More Efficient Steam Generation

A simple and inexpensive but effective method of generating steam from solar energy could have a profound impact.

Hydrophilic absorbing layer on top combines with a hydrophilic insulating layer on the bottom

The steam turbine cycle can trace its origins to the industrial revolution. Coal was used to boil water which in turn drove pistons to create useful movement that could be harnessed by industry, causing a fundamental change in how society is structured. People who lived in industrial towns can remember the chimneys dotting the skyline, and on a Sunday night the smoke would start billowing out in preparation for Monday morning when the workers would come in. Giant machines would crank out power that was distributed mechanically through rotating shafts that ran the length of the building, and machines would be connected to the shafts via belt drives. Huge losses in energy were involved, much of it converted to deafening noise. This gave way to electrical distribution of energy that was much more efficient, controllable, and certainly quieter.

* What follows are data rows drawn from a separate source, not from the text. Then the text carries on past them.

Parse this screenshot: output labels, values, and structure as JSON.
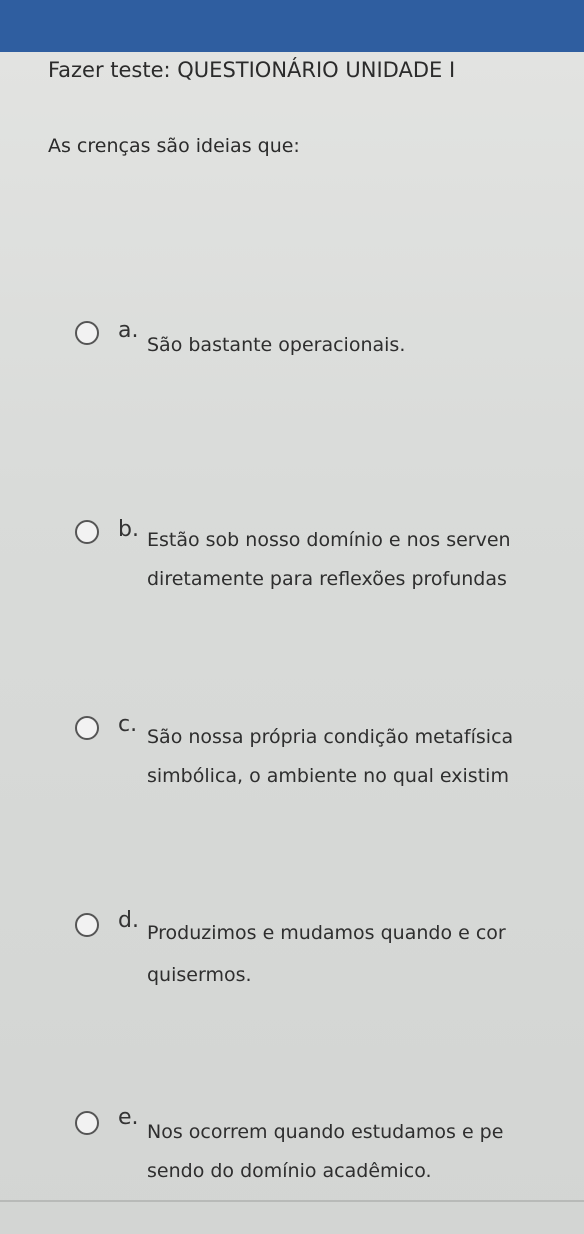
{
  "header": {
    "title": "Fazer teste: QUESTIONÁRIO UNIDADE I"
  },
  "question": {
    "text": "As crenças são ideias que:"
  },
  "options": [
    {
      "letter": "a.",
      "line1": "São bastante operacionais.",
      "line2": ""
    },
    {
      "letter": "b.",
      "line1": "Estão sob nosso domínio e nos serven",
      "line2": "diretamente para reflexões profundas"
    },
    {
      "letter": "c.",
      "line1": "São nossa própria condição metafísica",
      "line2": "simbólica, o ambiente no qual existim"
    },
    {
      "letter": "d.",
      "line1": "Produzimos e mudamos quando e cor",
      "line2": "quisermos."
    },
    {
      "letter": "e.",
      "line1": "Nos ocorrem quando estudamos e pe",
      "line2": "sendo do domínio acadêmico."
    }
  ]
}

Pistons gave way to more efficient turbines, and we often think of steam as an antiquated technology that last saw its use in ocean-going ships. However the steam turbine cycle is still widely used in the generation of electricity. There is no other more practical way of converting heat to useful electrical power, and most of the world’s electricity comes through steam be it in coal-fired power stations, gas-fired power stations, or nuclear power.

However the cycle involves several stages in which there is plenty of scope for energy loss. Other methods of generating steam have been tried using solar power where light is concentrated into a transparent container to heat water, but again there are losses since not all of the light will penetrate the container no matter how clear it is.

A study published in the journal Nature Communications claims that a technique has been found that generates steam from solar energy with up to 85 percent efficiency. Researchers have developed a simple but effective porous material consisting of graphite on top and carbon foam on the bottom, forming a sponge which sits on top of water in a container. Solar energy strikes the graphite heating it up. This creates a pressure differential that draws the water up from below, creeping into the heated upper layer of the sponge where it evaporates.

The advantage of the materials used is that they are inexpensive and easy to come by. While the scientists say that the process cannot yet be used to generate electricity, it can definitely find other applications where the evaporation of water is useful. Developing countries that could use distilled water but have a lack of an electrical supply are one that springs to mind. Access to fresh water is an overlooked but significant contributor to conflict in multiple locations in history including Africa and the Middle East. Technology like this holds the potential to neutralize such conflicts and have as profound an effect in the twenty-first century as the steam turbine cycle did in the nineteenth century.